UK Rolls Out Police Headcams

Associated Press photo of Sgt. Olly Taylor from Devon modeling new police cam

It’s been a while since I’ve written about the coming surveillance society, but I couldn’t let an AP story in today’s newspaper about British policemen equipped with helmet cams go by without comment.

By providing dramatic footage of victims, suspects and witnesses, judges and jurors will be able to “see and hear the incident through the eyes and ears of the officer at the scene,” Minister of State for Security Tony McNulty said.

Given various incidents of police brutality, you can see the additional upside that police might be more restrained if they knew someone was watching — or they might just turn off the camera.

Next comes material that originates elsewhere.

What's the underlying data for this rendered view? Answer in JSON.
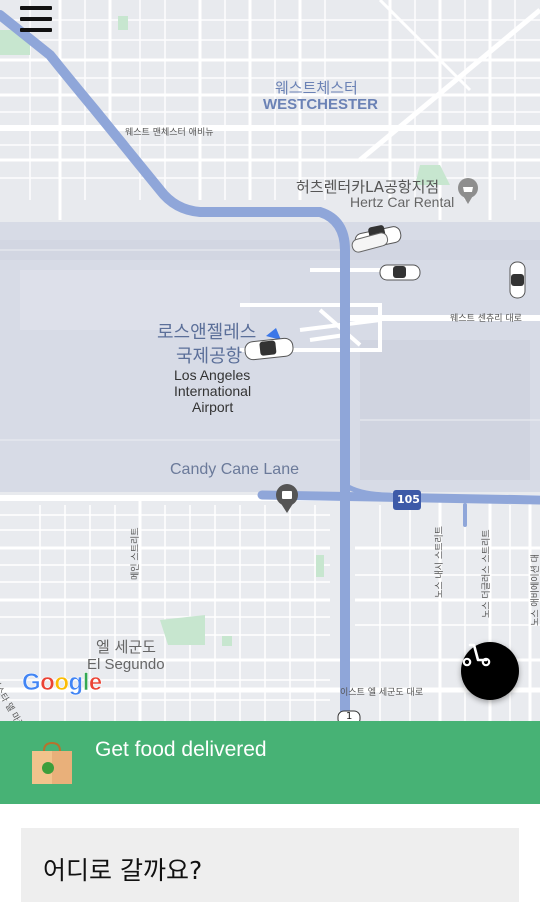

The story also cites rowdy crowds quieting down when they realized they were being filmed, women having more confidence in pressing charges in domestic abuse cases, and so on. But, the article continues:

the national rollout will tighten Britain’s web of video surveillance, already the most extensive in the world. The country is watched over by a network of some 4 million closed-circuit cameras, and privacy advocates complain the average Briton is recorded as many as 300 times a day.


The Home Office said it was exploring other uses for the devices, including fitting them with the ability to send video live to a command centre, or special license-plate recognition software which would enable police to identify stolen or suspicious vehicles just by looking at them.

The future is not going to be like the past. We can rush unthinking towards that future, or we can make conscious choices about what kind of future we want. There are trends too strong for any of us to stop, in which case we must think hard about how best to adapt. There are others where a small intervention at the right time can make all the difference. We can also set in place guidelines to mitigate harm. For example, in the case of the police headcams, “police were instructed to inform members of the public they were being recorded and that the footage not being used in an investigation had to be erased within a month of its creation” and

The Home Office said the cameras — which have enough memory to hold 24 hours of video — were not intended to record continuously. Officers would turn the devices on and off at their discretion, speaking into the camera after turning it on to explain where, when and why they were starting it. A second explanation was required before turning the device off.

The report also cautioned against taking extraneous video when entering private homes, and said officers should turn cameras off during strip searches. But it also threatened disciplinary action against officers who deliberately masked the camera’s view or deleted video from the camera’s memory.

How do you feel about a future in which you might always be on camera in any public space? What kinds of safeguards would you expect?